* What to work on
Anywhere the string "status" shows up in the listing below, copy the line it is in.
(Supplied records Opens)
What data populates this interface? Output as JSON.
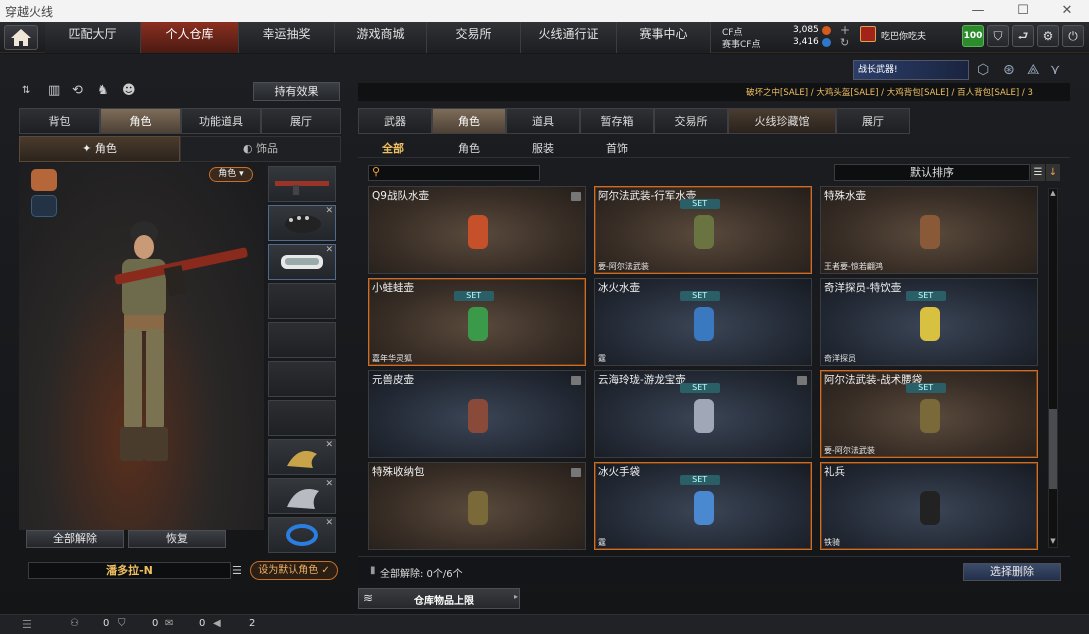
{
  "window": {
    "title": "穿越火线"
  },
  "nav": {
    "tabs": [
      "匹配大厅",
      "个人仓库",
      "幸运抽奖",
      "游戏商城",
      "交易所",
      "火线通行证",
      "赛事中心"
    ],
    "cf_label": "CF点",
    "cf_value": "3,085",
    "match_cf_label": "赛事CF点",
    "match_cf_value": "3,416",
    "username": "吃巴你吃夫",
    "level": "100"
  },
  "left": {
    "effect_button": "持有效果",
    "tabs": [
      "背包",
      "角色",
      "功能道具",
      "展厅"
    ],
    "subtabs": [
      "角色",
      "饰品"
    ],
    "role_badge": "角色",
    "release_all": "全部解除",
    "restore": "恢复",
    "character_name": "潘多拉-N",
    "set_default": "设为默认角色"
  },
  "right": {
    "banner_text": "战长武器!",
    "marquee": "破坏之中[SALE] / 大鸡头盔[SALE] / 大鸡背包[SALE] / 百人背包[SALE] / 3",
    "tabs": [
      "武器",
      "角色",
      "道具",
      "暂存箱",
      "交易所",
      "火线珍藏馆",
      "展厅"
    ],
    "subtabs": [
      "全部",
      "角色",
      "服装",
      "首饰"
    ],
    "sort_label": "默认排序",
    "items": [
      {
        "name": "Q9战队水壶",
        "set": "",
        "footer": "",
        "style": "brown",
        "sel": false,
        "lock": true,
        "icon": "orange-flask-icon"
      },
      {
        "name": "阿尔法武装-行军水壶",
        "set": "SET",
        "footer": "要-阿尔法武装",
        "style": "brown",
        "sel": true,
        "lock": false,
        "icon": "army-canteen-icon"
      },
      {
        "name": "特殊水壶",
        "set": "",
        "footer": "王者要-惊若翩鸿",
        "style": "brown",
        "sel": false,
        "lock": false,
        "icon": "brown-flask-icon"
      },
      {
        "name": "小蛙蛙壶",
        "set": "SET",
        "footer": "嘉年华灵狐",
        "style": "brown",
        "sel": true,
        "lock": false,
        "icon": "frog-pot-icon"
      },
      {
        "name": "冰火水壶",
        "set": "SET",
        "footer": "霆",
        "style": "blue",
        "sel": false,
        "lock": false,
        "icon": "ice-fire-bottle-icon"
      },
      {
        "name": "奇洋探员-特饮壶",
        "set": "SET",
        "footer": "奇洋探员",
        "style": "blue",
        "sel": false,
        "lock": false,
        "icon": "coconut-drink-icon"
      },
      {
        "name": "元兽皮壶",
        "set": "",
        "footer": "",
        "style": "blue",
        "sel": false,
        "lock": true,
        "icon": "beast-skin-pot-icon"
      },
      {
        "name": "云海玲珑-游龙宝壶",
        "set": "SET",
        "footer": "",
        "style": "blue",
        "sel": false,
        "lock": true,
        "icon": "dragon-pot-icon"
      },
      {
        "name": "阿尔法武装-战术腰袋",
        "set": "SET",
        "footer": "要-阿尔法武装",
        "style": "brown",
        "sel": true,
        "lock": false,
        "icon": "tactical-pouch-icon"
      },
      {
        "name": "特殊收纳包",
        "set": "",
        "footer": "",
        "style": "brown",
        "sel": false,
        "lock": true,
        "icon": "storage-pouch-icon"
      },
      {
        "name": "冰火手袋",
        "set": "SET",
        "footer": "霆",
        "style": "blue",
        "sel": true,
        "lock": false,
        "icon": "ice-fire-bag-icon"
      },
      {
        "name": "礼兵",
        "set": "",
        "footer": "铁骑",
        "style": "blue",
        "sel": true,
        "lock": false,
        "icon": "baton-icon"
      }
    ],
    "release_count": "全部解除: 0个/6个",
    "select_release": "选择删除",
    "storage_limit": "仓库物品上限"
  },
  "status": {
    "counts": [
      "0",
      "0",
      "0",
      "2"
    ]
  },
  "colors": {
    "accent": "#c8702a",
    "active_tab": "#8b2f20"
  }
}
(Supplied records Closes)
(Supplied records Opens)
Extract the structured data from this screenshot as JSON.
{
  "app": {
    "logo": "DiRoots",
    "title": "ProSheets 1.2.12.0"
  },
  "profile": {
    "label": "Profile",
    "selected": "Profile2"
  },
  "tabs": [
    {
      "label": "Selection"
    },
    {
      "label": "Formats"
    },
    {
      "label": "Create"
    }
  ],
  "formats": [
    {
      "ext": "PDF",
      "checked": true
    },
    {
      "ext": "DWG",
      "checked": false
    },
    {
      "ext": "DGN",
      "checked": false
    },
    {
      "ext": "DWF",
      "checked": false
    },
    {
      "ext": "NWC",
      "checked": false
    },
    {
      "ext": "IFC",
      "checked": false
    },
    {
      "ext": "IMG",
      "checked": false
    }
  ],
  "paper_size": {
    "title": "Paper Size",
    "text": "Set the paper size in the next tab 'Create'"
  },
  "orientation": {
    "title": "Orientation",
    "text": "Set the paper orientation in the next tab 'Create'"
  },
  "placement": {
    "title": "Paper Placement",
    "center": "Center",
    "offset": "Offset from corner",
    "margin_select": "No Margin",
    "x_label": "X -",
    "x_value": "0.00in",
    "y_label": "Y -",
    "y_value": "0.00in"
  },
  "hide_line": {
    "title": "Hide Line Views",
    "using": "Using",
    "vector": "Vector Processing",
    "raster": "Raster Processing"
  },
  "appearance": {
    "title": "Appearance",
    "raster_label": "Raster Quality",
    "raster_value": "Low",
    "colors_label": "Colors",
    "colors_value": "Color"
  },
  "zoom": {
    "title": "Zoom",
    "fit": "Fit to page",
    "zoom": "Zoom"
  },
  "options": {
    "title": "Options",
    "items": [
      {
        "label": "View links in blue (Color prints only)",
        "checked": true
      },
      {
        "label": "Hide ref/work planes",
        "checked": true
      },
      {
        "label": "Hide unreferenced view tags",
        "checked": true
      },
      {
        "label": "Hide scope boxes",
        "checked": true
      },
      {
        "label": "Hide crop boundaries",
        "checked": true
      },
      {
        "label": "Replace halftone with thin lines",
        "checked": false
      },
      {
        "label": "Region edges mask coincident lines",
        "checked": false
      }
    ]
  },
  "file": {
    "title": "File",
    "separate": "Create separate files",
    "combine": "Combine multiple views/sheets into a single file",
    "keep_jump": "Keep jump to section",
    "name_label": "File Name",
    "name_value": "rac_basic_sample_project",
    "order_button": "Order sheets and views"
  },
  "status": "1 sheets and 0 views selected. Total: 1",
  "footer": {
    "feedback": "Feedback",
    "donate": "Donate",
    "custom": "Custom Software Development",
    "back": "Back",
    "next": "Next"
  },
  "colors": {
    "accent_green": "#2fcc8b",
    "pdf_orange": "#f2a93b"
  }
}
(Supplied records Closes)
* Exercise response
  "status": {
  "status": "1 sheets and 0 views selected. Total: 1",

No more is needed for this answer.